Lancashire 203 for 6 (Prince 63*, Adams 4-77) v Nottinghamshire
It is reasonable to assume that Lancashire wouldn't mind coming up against Nottinghamshire when Andre Adams wasn't available once in a while. His maturing years have been his best and he has turned into a bowler few batsmen relish facing but in Lancashire's case the description is particularly accurate. In the last five innings they have come up against him he has taken 24 wickets, and more may follow in this one.
It was Adams who temporarily interrupted their progress towards the title last summer, taking a match haul of 10 for 152 as Nottinghamshire won by 129 runs at Southport in July.
And it was Adams, claiming 7 for 32 and 3 for 18, who extended Lancashire's poor start to their title defence as the architect of a third defeat in their opening five matches at Old Trafford last month.

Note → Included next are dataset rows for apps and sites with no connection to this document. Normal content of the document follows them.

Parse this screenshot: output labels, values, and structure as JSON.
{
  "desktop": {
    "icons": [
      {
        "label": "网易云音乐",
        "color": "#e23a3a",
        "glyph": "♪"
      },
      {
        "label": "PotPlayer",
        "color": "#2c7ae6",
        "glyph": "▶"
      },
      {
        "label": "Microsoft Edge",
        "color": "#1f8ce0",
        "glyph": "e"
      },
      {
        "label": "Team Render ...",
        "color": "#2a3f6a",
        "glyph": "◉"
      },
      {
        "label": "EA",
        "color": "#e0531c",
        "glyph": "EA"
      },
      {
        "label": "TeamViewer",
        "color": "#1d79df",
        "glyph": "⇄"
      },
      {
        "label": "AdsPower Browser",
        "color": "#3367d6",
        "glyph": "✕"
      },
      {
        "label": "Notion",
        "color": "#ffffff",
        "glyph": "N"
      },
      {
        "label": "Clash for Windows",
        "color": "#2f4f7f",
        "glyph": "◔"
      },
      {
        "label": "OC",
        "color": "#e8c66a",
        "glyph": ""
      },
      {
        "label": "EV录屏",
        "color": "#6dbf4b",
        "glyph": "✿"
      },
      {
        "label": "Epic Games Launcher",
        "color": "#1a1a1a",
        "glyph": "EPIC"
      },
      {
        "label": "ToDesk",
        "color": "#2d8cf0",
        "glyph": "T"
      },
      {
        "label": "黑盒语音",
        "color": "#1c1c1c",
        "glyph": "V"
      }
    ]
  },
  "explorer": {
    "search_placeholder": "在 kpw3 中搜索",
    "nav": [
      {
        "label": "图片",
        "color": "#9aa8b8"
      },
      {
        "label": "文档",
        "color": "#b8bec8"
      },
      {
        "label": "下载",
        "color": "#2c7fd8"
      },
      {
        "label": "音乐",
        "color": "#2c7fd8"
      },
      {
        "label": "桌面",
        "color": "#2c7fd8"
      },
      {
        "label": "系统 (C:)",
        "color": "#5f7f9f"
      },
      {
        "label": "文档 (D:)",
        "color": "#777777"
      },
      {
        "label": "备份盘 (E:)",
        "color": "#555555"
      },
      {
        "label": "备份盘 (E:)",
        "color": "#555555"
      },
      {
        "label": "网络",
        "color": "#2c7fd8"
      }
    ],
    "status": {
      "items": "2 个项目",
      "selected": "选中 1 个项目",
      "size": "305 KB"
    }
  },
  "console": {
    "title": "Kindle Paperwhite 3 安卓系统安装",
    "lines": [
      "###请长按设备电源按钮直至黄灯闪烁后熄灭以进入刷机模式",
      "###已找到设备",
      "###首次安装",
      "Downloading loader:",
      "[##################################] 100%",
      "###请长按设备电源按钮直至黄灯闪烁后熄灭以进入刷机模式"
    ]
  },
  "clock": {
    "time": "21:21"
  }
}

Time will tell whether his contribution this time is similarly decisive. What is beyond argument is that, on a day when he was expensive by his own frugal standards, he denied Lancashire a good few more runs with four more wickets, ending at least three threatening innings.
He might have ended another one, too, had a routine slip catch offered by Ashwell Prince not been put down. Prince, 63 not out when rain forced a premature end to the day, was on 51 when Alex Hales dropped him at first slip.
In consequence of the successes Adams did achieve, though, Lancashire are probably less well off than they might have been after Nottinghamshire decided they would rather bat second. There was some extravagant swing at times in conditions that were humid at first but the pitch is essentially sound.
It looked that way, certainly, when Lancashire rattled through the first hour at four an over. Paul Horton, who made 99 in the first innings in the corresponding fixture last season, was an early victim for Andy Carter, edging to second slip as he pushed at a ball outside off stump. But the next seven overs or so realised 53 runs.
Stephen Moore was dropped at second slip on eight, but Karl Brown tucked into Adams in particular with gusto, reeling off a series of boundaries, hitting two in two balls in both his second and third overs as Adams struggled for a containing line.
It was an emphatic start by Brown, who went one better by dispatching the first three balls of Adams's fourth over to the fence. But there are few cannier bowlers. Sensing Brown would not be able to resist, Adams gave the next delivery a little more width outside off stump. Brown drove at it, but the stretch was just too much and the ball flew hard off the edge to be caught, quite superbly, by Samit Patel, one-handed, diving to his right at third slip
Moore fell shortly afterwards, Adams again the successful bowler, although this was a wicket for which he did not have to work nearly so hard, the opener shaping to leave but deflecting the ball on to his stumps as it swung into him. Adams' eyes generally light up when he sees Moore. In six first-class matches since April 2009, he has dismissed him seven times.
Lancashire fought back again, Prince and Steven Croft adding 60 either side of lunch. But they lost Croft to another self-inflicted wound when he failed to deal decisively with a shortish ball from Carter that took the glove and looped in a gentle arc to Chris Read behind the stumps.
There followed a spell in which the Adams outswinger beat the bat time and again. Prince had his escape but Luke Procter was not so lucky, fishing for the ball several times before edging one for Patel to claim his second catch.
Gareth Cross adopted the same policy as Brown, attacking the bowling with intent. He took four boundaries in quick time off Adams, who is not normally treated with such abandon and rarely offers the opportunity. Again though, he had the last word. Hit through midwicket as the Lancashire wicketkeeper claimed his sixth boundary, he posted James Taylor at deep square leg, dropped the ball in short enough to pull and obtained the desired result.